*TASK DETAILS*: Write the full listing out again, word for word, but omit the pictures.

*MATERIAL PROVIDED*:

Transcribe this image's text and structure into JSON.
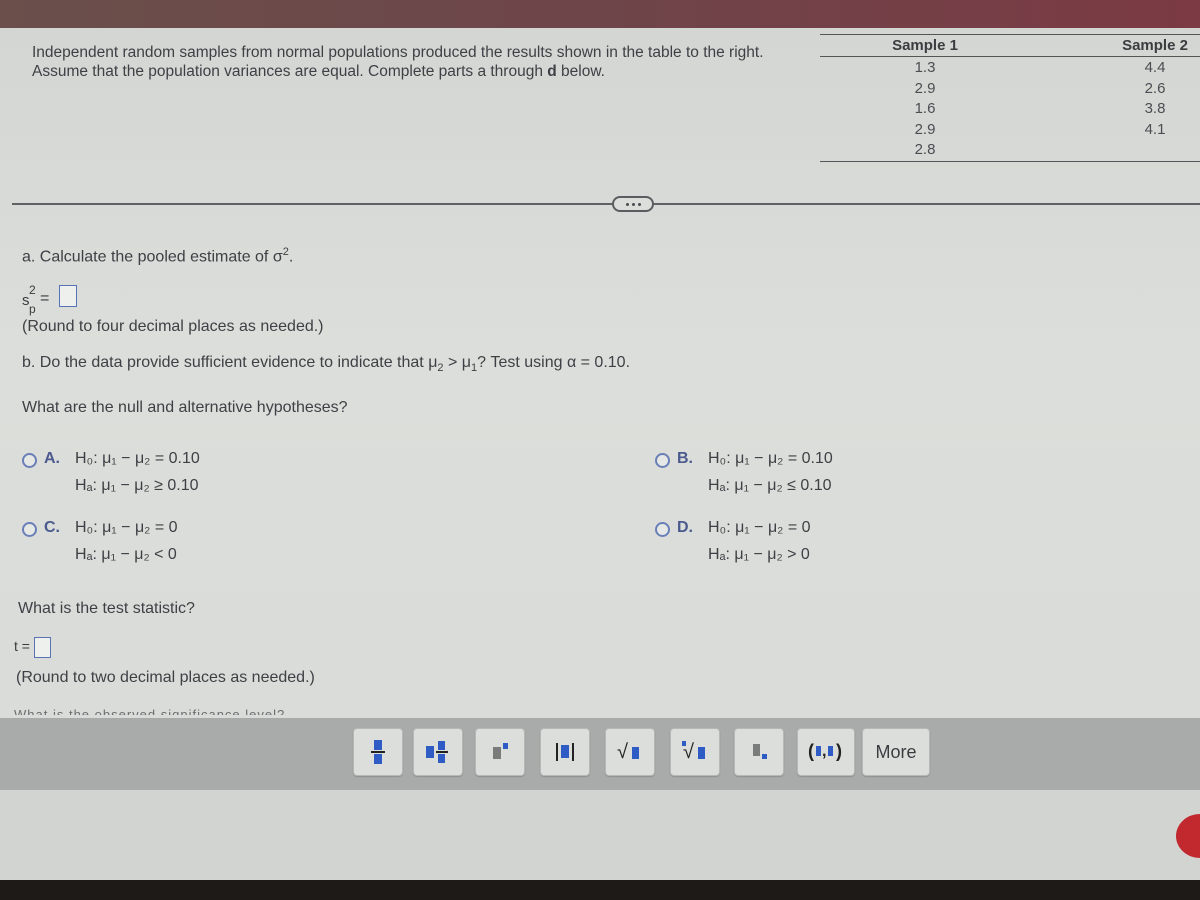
{
  "problem": {
    "line1": "Independent random samples from normal populations produced the results shown in the table to the right.",
    "line2_pre": "Assume that the population variances are equal. Complete parts a through ",
    "line2_bold": "d",
    "line2_post": " below."
  },
  "table": {
    "columns": [
      {
        "header": "Sample 1",
        "values": [
          "1.3",
          "2.9",
          "1.6",
          "2.9",
          "2.8"
        ]
      },
      {
        "header": "Sample 2",
        "values": [
          "4.4",
          "2.6",
          "3.8",
          "4.1"
        ]
      }
    ]
  },
  "part_a": {
    "prompt": "a. Calculate the pooled estimate of σ",
    "prompt_sup": "2",
    "prompt_end": ".",
    "answer_label_s": "s",
    "answer_label_sup": "2",
    "answer_label_sub": "p",
    "equals": "=",
    "answer_value": "",
    "hint": "(Round to four decimal places as needed.)"
  },
  "part_b": {
    "prompt_pre": "b. Do the data provide sufficient evidence to indicate that μ",
    "prompt_sub1": "2",
    "prompt_mid": " > μ",
    "prompt_sub2": "1",
    "prompt_post": "? Test using α = 0.10.",
    "hypotheses_question": "What are the null and alternative hypotheses?",
    "options": [
      {
        "letter": "A.",
        "h0": "H₀: μ₁ − μ₂ = 0.10",
        "ha": "Hₐ: μ₁ − μ₂ ≥ 0.10",
        "selected": false
      },
      {
        "letter": "B.",
        "h0": "H₀: μ₁ − μ₂ = 0.10",
        "ha": "Hₐ: μ₁ − μ₂ ≤ 0.10",
        "selected": false
      },
      {
        "letter": "C.",
        "h0": "H₀: μ₁ − μ₂ = 0",
        "ha": "Hₐ: μ₁ − μ₂ < 0",
        "selected": false
      },
      {
        "letter": "D.",
        "h0": "H₀: μ₁ − μ₂ = 0",
        "ha": "Hₐ: μ₁ − μ₂ > 0",
        "selected": false
      }
    ],
    "test_stat_question": "What is the test statistic?",
    "t_label": "t =",
    "t_value": "",
    "t_hint": "(Round to two decimal places as needed.)",
    "next_question_partial": "What is the observed significance level?"
  },
  "toolbar": {
    "buttons": [
      {
        "icon": "fraction-icon"
      },
      {
        "icon": "mixed-number-icon"
      },
      {
        "icon": "exponent-icon"
      },
      {
        "icon": "absolute-value-icon"
      },
      {
        "icon": "square-root-icon"
      },
      {
        "icon": "nth-root-icon"
      },
      {
        "icon": "subscript-icon"
      },
      {
        "icon": "ordered-pair-icon"
      }
    ],
    "more_label": "More"
  },
  "colors": {
    "accent_blue": "#2f5cc4",
    "radio_border": "#6a7fb8",
    "record_red": "#c1292f"
  }
}
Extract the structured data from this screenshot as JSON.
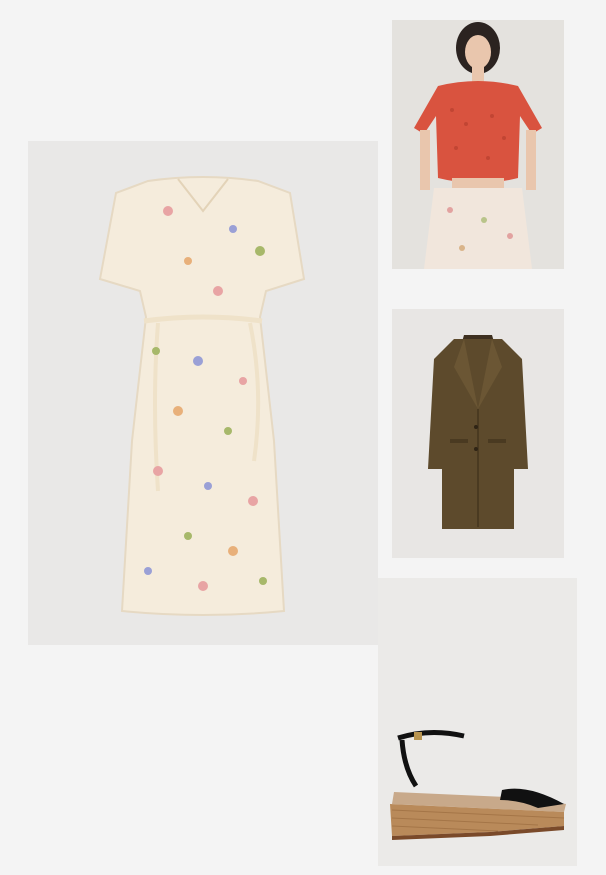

*YOUR RESPONSE*:
Transcribe this image's text and structure into JSON.
{
  "problem": {
    "line1": "Independent random samples from normal populations produced the results shown in the table to the right.",
    "line2_pre": "Assume that the population variances are equal. Complete parts a through ",
    "line2_bold": "d",
    "line2_post": " below."
  },
  "table": {
    "columns": [
      {
        "header": "Sample 1",
        "values": [
          "1.3",
          "2.9",
          "1.6",
          "2.9",
          "2.8"
        ]
      },
      {
        "header": "Sample 2",
        "values": [
          "4.4",
          "2.6",
          "3.8",
          "4.1"
        ]
      }
    ]
  },
  "part_a": {
    "prompt": "a. Calculate the pooled estimate of σ",
    "prompt_sup": "2",
    "prompt_end": ".",
    "answer_label_s": "s",
    "answer_label_sup": "2",
    "answer_label_sub": "p",
    "equals": "=",
    "answer_value": "",
    "hint": "(Round to four decimal places as needed.)"
  },
  "part_b": {
    "prompt_pre": "b. Do the data provide sufficient evidence to indicate that μ",
    "prompt_sub1": "2",
    "prompt_mid": " > μ",
    "prompt_sub2": "1",
    "prompt_post": "? Test using α = 0.10.",
    "hypotheses_question": "What are the null and alternative hypotheses?",
    "options": [
      {
        "letter": "A.",
        "h0": "H₀: μ₁ − μ₂ = 0.10",
        "ha": "Hₐ: μ₁ − μ₂ ≥ 0.10",
        "selected": false
      },
      {
        "letter": "B.",
        "h0": "H₀: μ₁ − μ₂ = 0.10",
        "ha": "Hₐ: μ₁ − μ₂ ≤ 0.10",
        "selected": false
      },
      {
        "letter": "C.",
        "h0": "H₀: μ₁ − μ₂ = 0",
        "ha": "Hₐ: μ₁ − μ₂ < 0",
        "selected": false
      },
      {
        "letter": "D.",
        "h0": "H₀: μ₁ − μ₂ = 0",
        "ha": "Hₐ: μ₁ − μ₂ > 0",
        "selected": false
      }
    ],
    "test_stat_question": "What is the test statistic?",
    "t_label": "t =",
    "t_value": "",
    "t_hint": "(Round to two decimal places as needed.)",
    "next_question_partial": "What is the observed significance level?"
  },
  "toolbar": {
    "buttons": [
      {
        "icon": "fraction-icon"
      },
      {
        "icon": "mixed-number-icon"
      },
      {
        "icon": "exponent-icon"
      },
      {
        "icon": "absolute-value-icon"
      },
      {
        "icon": "square-root-icon"
      },
      {
        "icon": "nth-root-icon"
      },
      {
        "icon": "subscript-icon"
      },
      {
        "icon": "ordered-pair-icon"
      }
    ],
    "more_label": "More"
  },
  "colors": {
    "accent_blue": "#2f5cc4",
    "radio_border": "#6a7fb8",
    "record_red": "#c1292f"
  }
}
Extract the structured data from this screenshot as JSON.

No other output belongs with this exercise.